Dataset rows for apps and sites
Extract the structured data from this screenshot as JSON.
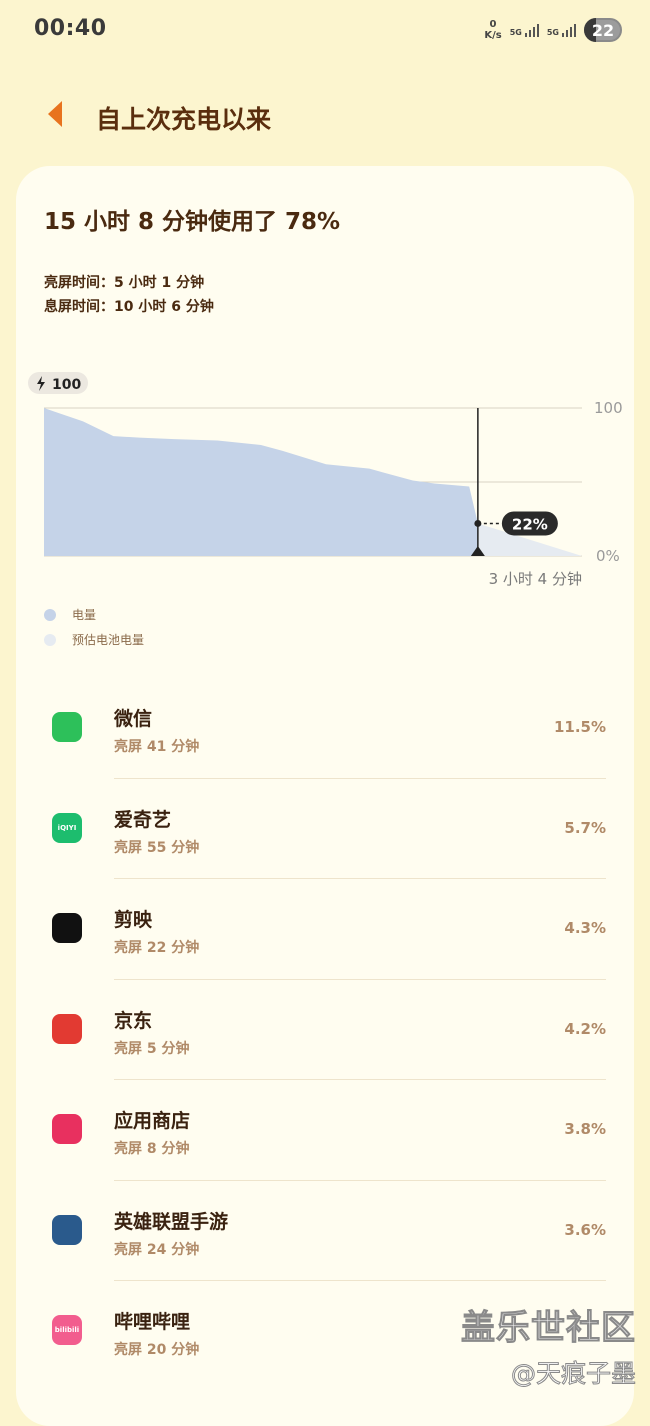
{
  "status_bar": {
    "time": "00:40",
    "net_speed_value": "0",
    "net_speed_unit": "K/s",
    "sim1_label": "5G",
    "sim2_label": "5G",
    "battery_level": "22"
  },
  "header": {
    "back_icon": "back-arrow-icon",
    "title": "自上次充电以来"
  },
  "summary": {
    "headline": "15 小时 8 分钟使用了 78%",
    "screen_on": "亮屏时间：5 小时 1 分钟",
    "screen_off": "息屏时间：10 小时 6 分钟"
  },
  "chart_data": {
    "type": "area",
    "start_badge": "100",
    "y_labels": [
      "100",
      "0%"
    ],
    "ylim": [
      0,
      100
    ],
    "current_level_label": "22%",
    "current_level": 22,
    "estimate_label": "3 小时 4 分钟",
    "series": [
      {
        "name": "电量",
        "color": "#c5d3e8",
        "x": [
          0,
          3,
          9,
          16,
          22,
          30,
          40,
          50,
          55,
          65,
          75,
          80,
          85,
          90,
          98,
          100
        ],
        "values": [
          100,
          97,
          91,
          81,
          80,
          79,
          78,
          75,
          71,
          62,
          59,
          55,
          51,
          49,
          47,
          22
        ]
      },
      {
        "name": "预估电池电量",
        "color": "#e6ebf1",
        "x": [
          100,
          124
        ],
        "values": [
          22,
          0
        ]
      }
    ],
    "legend": [
      {
        "label": "电量",
        "color": "#c5d3e8"
      },
      {
        "label": "预估电池电量",
        "color": "#e6ebf1"
      }
    ]
  },
  "apps": [
    {
      "name": "微信",
      "screen_time": "亮屏 41 分钟",
      "percent": "11.5%",
      "icon": "wechat-icon",
      "color": "#2dc05a"
    },
    {
      "name": "爱奇艺",
      "screen_time": "亮屏 55 分钟",
      "percent": "5.7%",
      "icon": "iqiyi-icon",
      "color": "#1dbd6e",
      "icon_text": "iQIYI"
    },
    {
      "name": "剪映",
      "screen_time": "亮屏 22 分钟",
      "percent": "4.3%",
      "icon": "capcut-icon",
      "color": "#111111"
    },
    {
      "name": "京东",
      "screen_time": "亮屏 5 分钟",
      "percent": "4.2%",
      "icon": "jd-icon",
      "color": "#e23a32"
    },
    {
      "name": "应用商店",
      "screen_time": "亮屏 8 分钟",
      "percent": "3.8%",
      "icon": "app-store-icon",
      "color": "#e8305f"
    },
    {
      "name": "英雄联盟手游",
      "screen_time": "亮屏 24 分钟",
      "percent": "3.6%",
      "icon": "lol-icon",
      "color": "#2a5a8c"
    },
    {
      "name": "哔哩哔哩",
      "screen_time": "亮屏 20 分钟",
      "percent": "",
      "icon": "bilibili-icon",
      "color": "#f25d8e",
      "icon_text": "bilibili"
    }
  ],
  "watermark": {
    "line1": "盖乐世社区",
    "line2": "@天痕子墨"
  }
}
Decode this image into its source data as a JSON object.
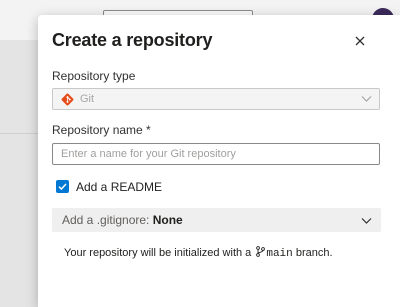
{
  "dialog": {
    "title": "Create a repository",
    "close_icon": "close-icon",
    "repository_type": {
      "label": "Repository type",
      "value": "Git",
      "icon": "git-icon"
    },
    "repository_name": {
      "label": "Repository name *",
      "placeholder": "Enter a name for your Git repository",
      "value": ""
    },
    "add_readme": {
      "label": "Add a README",
      "checked": true
    },
    "gitignore": {
      "prefix": "Add a .gitignore: ",
      "value": "None"
    },
    "info": {
      "text_before": "Your repository will be initialized with a",
      "branch": "main",
      "text_after": "branch."
    }
  },
  "colors": {
    "accent": "#0078d4",
    "git_icon": "#e64a19",
    "dialog_bg": "#ffffff",
    "overlay_bg": "#ebebeb"
  }
}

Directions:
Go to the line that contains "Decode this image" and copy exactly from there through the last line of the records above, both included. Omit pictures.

Reply to the task:
Decode this image into its source data as a JSON object.
{
  "dialog": {
    "title": "Create a repository",
    "close_icon": "close-icon",
    "repository_type": {
      "label": "Repository type",
      "value": "Git",
      "icon": "git-icon"
    },
    "repository_name": {
      "label": "Repository name *",
      "placeholder": "Enter a name for your Git repository",
      "value": ""
    },
    "add_readme": {
      "label": "Add a README",
      "checked": true
    },
    "gitignore": {
      "prefix": "Add a .gitignore: ",
      "value": "None"
    },
    "info": {
      "text_before": "Your repository will be initialized with a",
      "branch": "main",
      "text_after": "branch."
    }
  },
  "colors": {
    "accent": "#0078d4",
    "git_icon": "#e64a19",
    "dialog_bg": "#ffffff",
    "overlay_bg": "#ebebeb"
  }
}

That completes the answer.